• Task instructions
I'd like every line in the following listing that holds "data" copied.

..............................

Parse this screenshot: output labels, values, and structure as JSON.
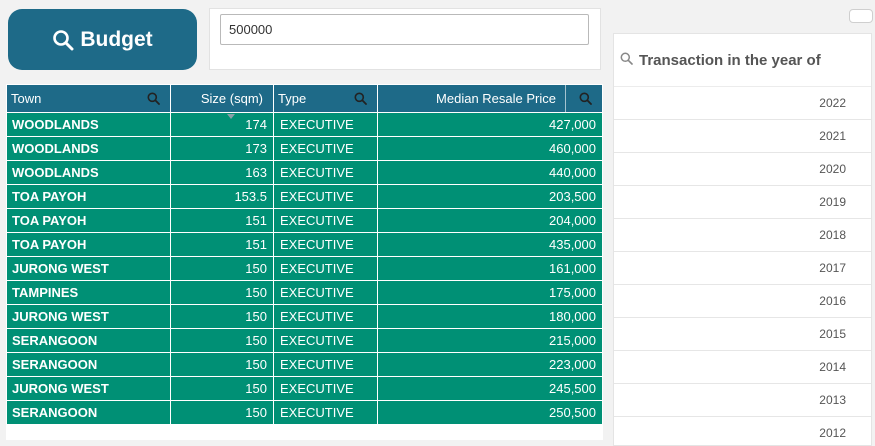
{
  "budget_button": {
    "label": "Budget",
    "icon": "search-icon"
  },
  "budget_input": {
    "value": "500000"
  },
  "table": {
    "headers": {
      "town": "Town",
      "size": "Size (sqm)",
      "type": "Type",
      "price": "Median Resale Price"
    },
    "rows": [
      {
        "town": "WOODLANDS",
        "size": "174",
        "type": "EXECUTIVE",
        "price": "427,000"
      },
      {
        "town": "WOODLANDS",
        "size": "173",
        "type": "EXECUTIVE",
        "price": "460,000"
      },
      {
        "town": "WOODLANDS",
        "size": "163",
        "type": "EXECUTIVE",
        "price": "440,000"
      },
      {
        "town": "TOA PAYOH",
        "size": "153.5",
        "type": "EXECUTIVE",
        "price": "203,500"
      },
      {
        "town": "TOA PAYOH",
        "size": "151",
        "type": "EXECUTIVE",
        "price": "204,000"
      },
      {
        "town": "TOA PAYOH",
        "size": "151",
        "type": "EXECUTIVE",
        "price": "435,000"
      },
      {
        "town": "JURONG WEST",
        "size": "150",
        "type": "EXECUTIVE",
        "price": "161,000"
      },
      {
        "town": "TAMPINES",
        "size": "150",
        "type": "EXECUTIVE",
        "price": "175,000"
      },
      {
        "town": "JURONG WEST",
        "size": "150",
        "type": "EXECUTIVE",
        "price": "180,000"
      },
      {
        "town": "SERANGOON",
        "size": "150",
        "type": "EXECUTIVE",
        "price": "215,000"
      },
      {
        "town": "SERANGOON",
        "size": "150",
        "type": "EXECUTIVE",
        "price": "223,000"
      },
      {
        "town": "JURONG WEST",
        "size": "150",
        "type": "EXECUTIVE",
        "price": "245,500"
      },
      {
        "town": "SERANGOON",
        "size": "150",
        "type": "EXECUTIVE",
        "price": "250,500"
      }
    ]
  },
  "year_filter": {
    "title": "Transaction in the year of",
    "years": [
      "2022",
      "2021",
      "2020",
      "2019",
      "2018",
      "2017",
      "2016",
      "2015",
      "2014",
      "2013",
      "2012"
    ]
  },
  "colors": {
    "header_bg": "#1e6a88",
    "row_bg": "#009075",
    "button_bg": "#1e6a88"
  }
}
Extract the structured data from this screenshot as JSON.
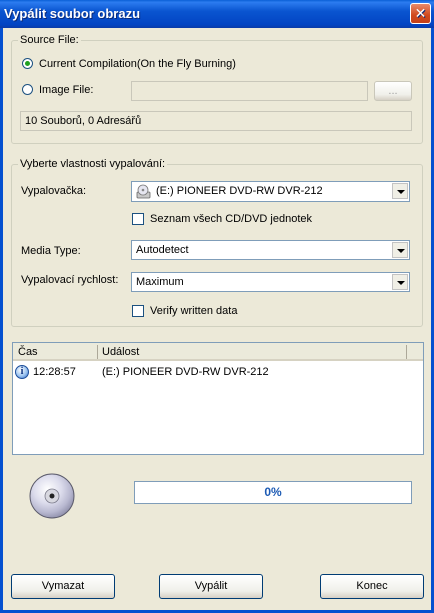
{
  "window": {
    "title": "Vypálit soubor obrazu",
    "close_icon": "close-icon"
  },
  "source": {
    "group_label": "Source File:",
    "option_compilation": "Current Compilation(On the Fly Burning)",
    "option_image": "Image File:",
    "image_path": "",
    "browse_label": "...",
    "summary": "10 Souborů, 0 Adresářů"
  },
  "burn": {
    "group_label": "Vyberte vlastnosti vypalování:",
    "drive_label": "Vypalovačka:",
    "drive_value": "(E:) PIONEER DVD-RW  DVR-212",
    "drive_icon": "cd-drive-icon",
    "list_all_label": "Seznam všech CD/DVD jednotek",
    "media_type_label": "Media Type:",
    "media_type_value": "Autodetect",
    "speed_label": "Vypalovací rychlost:",
    "speed_value": "Maximum",
    "verify_label": "Verify written data"
  },
  "log": {
    "columns": [
      "Čas",
      "Událost"
    ],
    "rows": [
      {
        "icon": "info-icon",
        "time": "12:28:57",
        "event": "(E:) PIONEER DVD-RW  DVR-212"
      }
    ]
  },
  "progress": {
    "percent": 0,
    "label": "0%",
    "disc_icon": "cd-disc-icon"
  },
  "buttons": {
    "clear": "Vymazat",
    "burn": "Vypálit",
    "close": "Konec"
  }
}
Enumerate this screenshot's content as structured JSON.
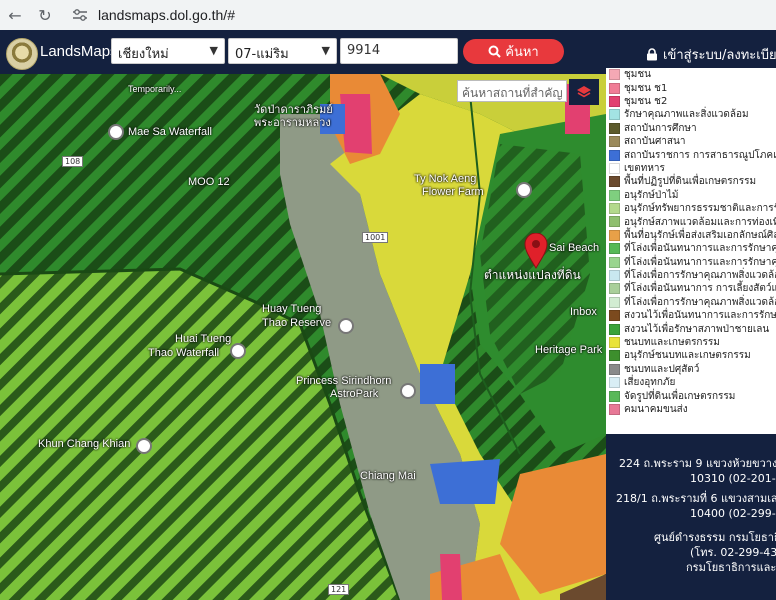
{
  "browser": {
    "url": "landsmaps.dol.go.th/#",
    "back_icon": "arrow-left-icon",
    "reload_icon": "reload-icon",
    "site_icon": "site-settings-icon"
  },
  "header": {
    "app_title": "LandsMaps",
    "province": "เชียงใหม่",
    "district": "07-แม่ริม",
    "parcel_number": "9914",
    "search_label": "ค้นหา",
    "login_label": "เข้าสู่ระบบ/ลงทะเบียน",
    "brand_color": "#14213f",
    "accent_color": "#e8393d"
  },
  "map": {
    "search_placeholder": "ค้นหาสถานที่สำคัญ",
    "labels": {
      "mae_sa": "Mae Sa Waterfall",
      "temporarily": "Temporarily...",
      "wat": "วัดป่าดาราภิรมย์",
      "wat2": "พระอารามหลวง",
      "moo12": "MOO 12",
      "huay": "Huay Tueng",
      "huay2": "Thao Reserve",
      "huai": "Huai Tueng",
      "huai2": "Thao Waterfall",
      "princess": "Princess Sirindhorn",
      "astro": "AstroPark",
      "khun": "Khun Chang Khian",
      "chiang": "Chiang Mai",
      "nok": "Ty Nok Aeng",
      "flower": "Flower Farm",
      "sai": "Sai Beach",
      "parcel": "ตำแหน่งแปลงที่ดิน",
      "inbox": "Inbox",
      "heritage": "Heritage Park",
      "shield_108": "108",
      "shield_1001": "1001",
      "shield_121": "121"
    }
  },
  "legend": [
    {
      "label": "ชุมชน",
      "color": "#f4a8b4"
    },
    {
      "label": "ชุมชน ช1",
      "color": "#f07c96"
    },
    {
      "label": "ชุมชน ช2",
      "color": "#e24070"
    },
    {
      "label": "รักษาคุณภาพและสิ่งแวดล้อม",
      "color": "#a3e3e3"
    },
    {
      "label": "สถาบันการศึกษา",
      "color": "#5c5a2a"
    },
    {
      "label": "สถาบันศาสนา",
      "color": "#9b8a5a"
    },
    {
      "label": "สถาบันราชการ การสาธารณูปโภคและสาธารณูปการ",
      "color": "#3d6fd6"
    },
    {
      "label": "เขตทหาร",
      "color": "#ffffff"
    },
    {
      "label": "พื้นที่ปฏิรูปที่ดินเพื่อเกษตรกรรม",
      "color": "#6b4a2e"
    },
    {
      "label": "อนุรักษ์ป่าไม้",
      "color": "#7fcf7f"
    },
    {
      "label": "อนุรักษ์ทรัพยากรธรรมชาติและการรักษาคุณภาพ",
      "color": "#b3d98c"
    },
    {
      "label": "อนุรักษ์สภาพแวดล้อมและการท่องเที่ยว",
      "color": "#8fbf6f"
    },
    {
      "label": "พื้นที่อนุรักษ์เพื่อส่งเสริมเอกลักษณ์ศิลปวัฒนธรรม",
      "color": "#e8a048"
    },
    {
      "label": "ที่โล่งเพื่อนันทนาการและการรักษาคุณภาพสิ่งแวดล้อม",
      "color": "#56b956"
    },
    {
      "label": "ที่โล่งเพื่อนันทนาการและการรักษาคุณภาพสิ่งแวดล้อม",
      "color": "#9ad58e"
    },
    {
      "label": "ที่โล่งเพื่อการรักษาคุณภาพสิ่งแวดล้อมการประมง",
      "color": "#c9e8f0"
    },
    {
      "label": "ที่โล่งเพื่อนันทนาการ การเลี้ยงสัตว์และการรักษา",
      "color": "#a9cf9a"
    },
    {
      "label": "ที่โล่งเพื่อการรักษาคุณภาพสิ่งแวดล้อม",
      "color": "#d2edd2"
    },
    {
      "label": "สงวนไว้เพื่อนันทนาการและการรักษาคุณภาพ",
      "color": "#7b4a1e"
    },
    {
      "label": "สงวนไว้เพื่อรักษาสภาพป่าชายเลน",
      "color": "#3aa33a"
    },
    {
      "label": "ชนบทและเกษตรกรรม",
      "color": "#e9e33a"
    },
    {
      "label": "อนุรักษ์ชนบทและเกษตรกรรม",
      "color": "#3d8f2d"
    },
    {
      "label": "ชนบทและปศุสัตว์",
      "color": "#8a8a8a"
    },
    {
      "label": "เสี่ยงอุทกภัย",
      "color": "#d9eef5"
    },
    {
      "label": "จัดรูปที่ดินเพื่อเกษตรกรรม",
      "color": "#58b858"
    },
    {
      "label": "คมนาคมขนส่ง",
      "color": "#e77896"
    }
  ],
  "info": {
    "addr1_line1": "224 ถ.พระราม 9 แขวงห้วยขวาง เขต",
    "addr1_line2": "10310 (02-201-80",
    "addr2_line1": "218/1 ถ.พระรามที่ 6 แขวงสามเสนใน",
    "addr2_line2": "10400 (02-299-40",
    "center_line1": "ศูนย์ดำรงธรรม กรมโยธาธิกา",
    "center_line2": "(โทร. 02-299-431",
    "center_line3": "กรมโยธาธิการและผัง"
  }
}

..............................

• Result for this task
Extract the structured data from this screenshot as JSON.
    "verify_label": "Verify written data"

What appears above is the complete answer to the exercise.